Because we know how to pass functions around, we know how to implement these …

… but we’ll probably duplicate code.

In JavaScript:

function foldr(list, init, f) { if(list.length == 0) return init; else { return foldr(list.slice(1), f(init, list[0]), f); }}

In Scala:

def foldr[A, B](list: List[A], init: B, f: (B, A) => B): B = list match { case Nil => init case head :: tail => foldr(tail, f(init, head), f) }

Some List Functions That can be Defined in Terms of Folding

sum = foldr (+) 0 product = foldr (*) 1 anytrue = foldr ( ) false∨ alltrue = foldr ( ) true∧ map = foldr (cons . f) []

By partially applying folds, we can define new list functions with very little programming!

Real-World Examples

Higher-order functions pay dividends (strategy pattern, factory, factories of factories, …)

“loan” pattern. Event handling in the Lift framework. List tasks (partitioning, filtering,

transforming).

What we Didn’t Cover

Currying Pattern matching Type inference, higher-kinded types,

and general type systems Partial function application Monads Lazy vs strict evaluation MORE!

Questions?

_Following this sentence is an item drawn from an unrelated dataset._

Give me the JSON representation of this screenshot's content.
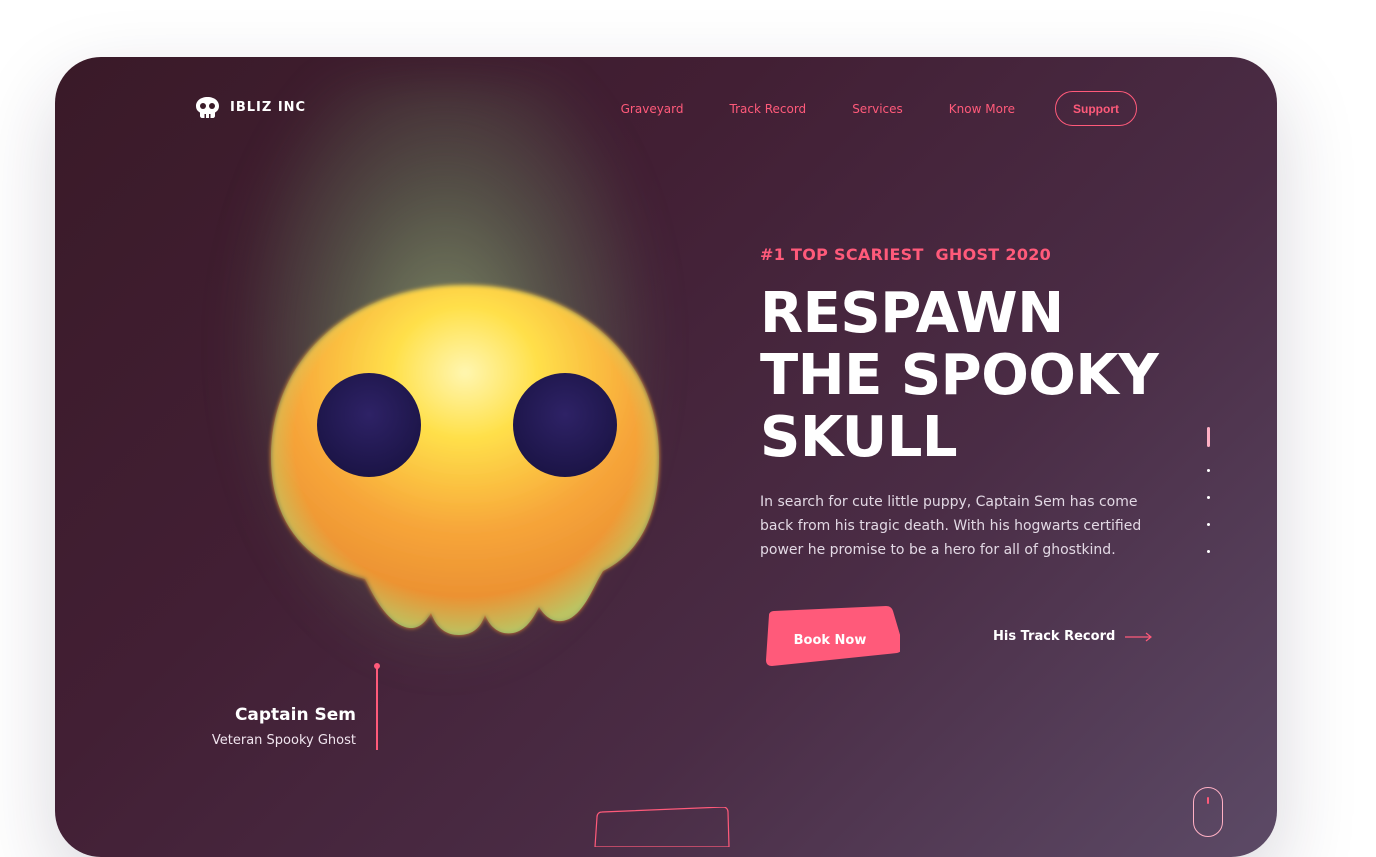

Sample code available at http://github.com/chrislewis/JaxFunc_0_ImperativelyFunctional

Thanks!